Some cities and towns in the area issued their own weather advisories, warning that travel will be hazardous and that exposure to temperatures as low as predicted can cause frostbite in a matter of minutes. Kendallville advised that parking is forbidden on snow routes.

Shoppers packed local groceries to stock up on food. Some appeared to be buying items such as soda and fruit and not the traditional carts full of bread and milk.

At the Kroger store on West State Boulevard, Manager Joyce Glisson said it had been busy all day long on Saturday, but attributed part of that to the fact that it was early in the month when people get food stamps, pension checks and so on and stock up on staples.

She said that supplies of milk and bread were holding up well, but that the meat department had been hit hard, as well as produce. "It's kind of like Christmas," she said.

The state's Joint Information Center advised people to make sure their cell phones, tablets and mobile devices are fully charged, and to turn off smart phone apps when not using them to preserve battery power. It also advised that if you must travel, to use a car charger to charge items you may need.

Indiana Michigan Power also advised people to have flashlights, extra batteries, extra blankets and a battery powered radio or TV, and advised that people dependent on electricity for medical reasons make arrangements for alternate lodging should power go out for an extended period.

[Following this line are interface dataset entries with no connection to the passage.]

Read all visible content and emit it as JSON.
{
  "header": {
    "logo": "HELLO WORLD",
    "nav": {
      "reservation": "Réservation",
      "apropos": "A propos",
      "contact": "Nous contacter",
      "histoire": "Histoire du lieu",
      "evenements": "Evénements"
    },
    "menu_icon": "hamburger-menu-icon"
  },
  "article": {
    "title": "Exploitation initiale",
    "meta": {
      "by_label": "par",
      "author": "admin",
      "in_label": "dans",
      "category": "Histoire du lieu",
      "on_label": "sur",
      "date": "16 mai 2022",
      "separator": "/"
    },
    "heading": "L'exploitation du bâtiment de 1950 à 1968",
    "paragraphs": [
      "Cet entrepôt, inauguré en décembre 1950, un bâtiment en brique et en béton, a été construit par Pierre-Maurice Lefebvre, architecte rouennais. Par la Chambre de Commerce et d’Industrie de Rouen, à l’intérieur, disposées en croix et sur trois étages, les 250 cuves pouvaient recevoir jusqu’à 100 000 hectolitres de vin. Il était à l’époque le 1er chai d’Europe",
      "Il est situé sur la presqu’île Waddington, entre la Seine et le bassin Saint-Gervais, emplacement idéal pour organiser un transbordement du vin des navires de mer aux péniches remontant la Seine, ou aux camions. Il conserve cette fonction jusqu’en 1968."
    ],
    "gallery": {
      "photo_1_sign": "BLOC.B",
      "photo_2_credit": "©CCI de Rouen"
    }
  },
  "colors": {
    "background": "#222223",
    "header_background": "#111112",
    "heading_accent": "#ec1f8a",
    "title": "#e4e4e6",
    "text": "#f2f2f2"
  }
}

The company said it will have crews on hand to respond to outages, and customers should call 1-800-311-4634 to report an outage.

Meanwhile, the governor announced that Department of Transportation was preparing for round-the-clock operations and arctic temperatures. It was also readying its fleet of pickup tricks to supply parts to plows that break or rescue stranded drivers. He urged people to do their part by staying off the road during the storm and periods of wind and drifting that follow.

He also asked that people keep police phone lines open for emergencies and consult for road condition reports or for up-to-date travel advisories by county.

The Indiana Toll Road issued a winter weather ban on triple, double long, high profile oversized permit loads and low-profile steel haulers until noon Monday. The ban will be re-evaluated before Monday and could be extended.

In preparation for the blast of subzero weather, car parts stores advised making sure your gas tank is full, adding gas treatment, checking your anti-freeze and parking your car with the engine out of the wind.

"A word to the wise, stay in," said an employee of Hires Automotive Center, and if you do go out, make sure you have a telephone and some emergency contact numbers.

What's going on now

To check the local forecast and current conditions, including a NOAA map of the region, make our Weather page one of your favorites.